Caleb Swanigan became arguably Purdue’s most decorated player since Glenn Robinson with an inside-outside game that produced stat sheet-stuffing numbers over his two seasons in West Lafayette. Last year’s Sweet 16 loss to Kansas in the NCAA Tournament led to the inevitable: Swanigan was off to pursue his NBA dream, and the Boilermakers had to figure out life without their Big Ten player of the year.
Something unexpected happened, though. Purdue actually got better. Not because “Biggie” no longer wears the black and gold, but because his supporting cast would be taking the lead and doling out his responsibilities.
The 2017-18 edition of the Boilermakers doesn’t have any obvious star power, but rather four senior starters, a rising sophomore, a solid bench and a 13th-year coach that has the Purdue faithful talking national title.
The reigning Big Ten regular-season champions are 19-2 and 8-0 in conference play for the first time in school history. The third-ranked Boilers dropped back-to-back games to Tennessee and Western Kentucky on Nov. 22 and 23 in the Bahamas, but they haven’t lost since and now possess the nation’s longest active winning streak at 15 heading into Thursday night’s home game against No. 25 Michigan.
Individual improvement – which we’ll get to in a minute – has sparked a team-wide uptick that has Purdue considered among college basketball’s elite. The Boilermakers’ 3-point shooting is up more than three percentage points to 43.7, a mark that’s tied for second in the nation after they drained a Big Ten-record 20 treys on 33 attempts in Saturday’s 87-64 rout of Iowa. They’re also allowing six fewer points on average compared to last season (62.2, down from 68.4) and forcing opponents to shoot 37.7 percent, compared to 42.1 percent in 2016-17.
That’s all led to Purdue being ranked third in adjusted defense, fourth in adjusted offense and second overall behind Villanova in the KenPom.com rankings. It ended up 23rd, 24th and 19th, respectively, in last year’s final standings.
Only three teams in the last 10 seasons have finished the season ranked in the top five in both adjusted offense and defense – 2007-08 Kansas, 2009-10 Duke and 2015-16 Villanova – and all of them won the national championship. It’s easy to understand why some believe this is coach Matt Painter’s most talented team despite not having a true star.

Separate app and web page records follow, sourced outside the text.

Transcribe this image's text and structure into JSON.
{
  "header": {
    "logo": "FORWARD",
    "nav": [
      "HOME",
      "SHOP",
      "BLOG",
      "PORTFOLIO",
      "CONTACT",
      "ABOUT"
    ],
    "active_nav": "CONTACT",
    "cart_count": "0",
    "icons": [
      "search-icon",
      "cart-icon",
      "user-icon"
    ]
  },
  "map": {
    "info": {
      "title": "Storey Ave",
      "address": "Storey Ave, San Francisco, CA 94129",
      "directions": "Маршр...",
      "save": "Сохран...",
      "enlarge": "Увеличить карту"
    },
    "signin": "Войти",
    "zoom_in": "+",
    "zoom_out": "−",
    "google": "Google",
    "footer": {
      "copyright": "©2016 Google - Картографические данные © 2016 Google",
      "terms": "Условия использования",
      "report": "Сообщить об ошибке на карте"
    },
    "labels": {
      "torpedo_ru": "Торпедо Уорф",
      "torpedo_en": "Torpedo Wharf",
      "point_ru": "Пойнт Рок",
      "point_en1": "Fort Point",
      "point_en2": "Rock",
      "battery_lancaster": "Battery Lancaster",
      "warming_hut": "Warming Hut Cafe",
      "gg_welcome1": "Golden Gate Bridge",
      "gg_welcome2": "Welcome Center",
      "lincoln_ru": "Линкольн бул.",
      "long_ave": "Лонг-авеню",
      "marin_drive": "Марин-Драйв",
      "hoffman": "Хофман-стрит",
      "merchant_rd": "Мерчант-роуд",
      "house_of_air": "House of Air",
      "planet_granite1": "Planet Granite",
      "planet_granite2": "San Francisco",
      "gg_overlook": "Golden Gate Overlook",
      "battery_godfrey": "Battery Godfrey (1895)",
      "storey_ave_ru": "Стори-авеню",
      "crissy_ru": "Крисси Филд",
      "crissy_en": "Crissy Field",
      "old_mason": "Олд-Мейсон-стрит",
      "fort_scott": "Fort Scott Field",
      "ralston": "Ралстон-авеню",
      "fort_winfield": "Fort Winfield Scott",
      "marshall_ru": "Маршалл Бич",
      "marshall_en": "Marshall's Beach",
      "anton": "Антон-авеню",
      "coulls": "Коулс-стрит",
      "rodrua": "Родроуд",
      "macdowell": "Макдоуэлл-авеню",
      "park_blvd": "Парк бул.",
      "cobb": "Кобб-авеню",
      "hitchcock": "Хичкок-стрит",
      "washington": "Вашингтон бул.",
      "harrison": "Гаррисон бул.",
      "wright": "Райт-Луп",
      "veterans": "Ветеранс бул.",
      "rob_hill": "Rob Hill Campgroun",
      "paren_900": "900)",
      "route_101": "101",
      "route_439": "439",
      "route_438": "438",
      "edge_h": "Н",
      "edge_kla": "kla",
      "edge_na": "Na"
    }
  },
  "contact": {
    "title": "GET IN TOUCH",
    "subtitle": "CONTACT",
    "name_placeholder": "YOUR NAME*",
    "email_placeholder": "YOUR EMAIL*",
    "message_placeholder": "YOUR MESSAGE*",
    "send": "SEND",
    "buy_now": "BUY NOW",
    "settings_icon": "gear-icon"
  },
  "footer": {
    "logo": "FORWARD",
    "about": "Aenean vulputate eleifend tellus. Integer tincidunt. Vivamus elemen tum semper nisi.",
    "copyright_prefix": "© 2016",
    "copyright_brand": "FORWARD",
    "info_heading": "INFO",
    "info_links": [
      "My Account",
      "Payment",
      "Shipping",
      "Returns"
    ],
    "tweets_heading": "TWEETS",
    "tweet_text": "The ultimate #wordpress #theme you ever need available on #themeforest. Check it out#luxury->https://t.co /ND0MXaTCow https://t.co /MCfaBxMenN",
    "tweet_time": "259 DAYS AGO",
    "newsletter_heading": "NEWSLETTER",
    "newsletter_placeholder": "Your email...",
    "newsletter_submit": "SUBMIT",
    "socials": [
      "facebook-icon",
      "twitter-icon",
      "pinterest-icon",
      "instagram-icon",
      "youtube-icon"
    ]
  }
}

Carsen Edwards is making his case, though. The 6-foot-1 sophomore is the offensive catalyst for a veteran-laden starting lineup, improving his numbers dramatically across the board and making an early case for Purdue having back-to-back conference players of the year.
Vincent Edwards – no relation to Carsen – has taken a leading role and increased his averages as well, picking up where he left off after scoring at least 21 points in three of his final five games last season.
Carsen Edwards’ dramatic increase in field goal percentage is the result of better decision-making. He often was criticized for erratic play and dribbling himself into bad shots and difficult passing situations as a freshman. Fellow starting guard P.J. Thompson, averaging only 1.3 turnovers per 40 minutes over his entire three-plus year career, attributes Edwards’ rise to becoming more mature.
That growing-up period has led to an 18-to-1 assist-to-turnover ratio over the last three games for Edwards and also helped his teammates get theirs. Dakota Mathias is averaging 12.7 points compared to 9.7 last year despite playing fewer minutes, and Thompson has increased his scoring average while having less pressure to get the ball out of Edwards’ hands.
As for missing Swanigan down low? Isaac Haas and his 7-foot-2 frame is averaging 13.6 points, and 7-foot-3 freshman reserve Matt Haarms ranks fourth in the Big Ten in blocked shots. Contributions are coming from everywhere.
Purdue’s balance, veteran leadership and improvement up and down the roster mean it doesn’t need a player garnering constant national attention like Big Dog and Biggie before them. The Boilermakers can prove that further by doing something neither could accomplish: winning a national championship.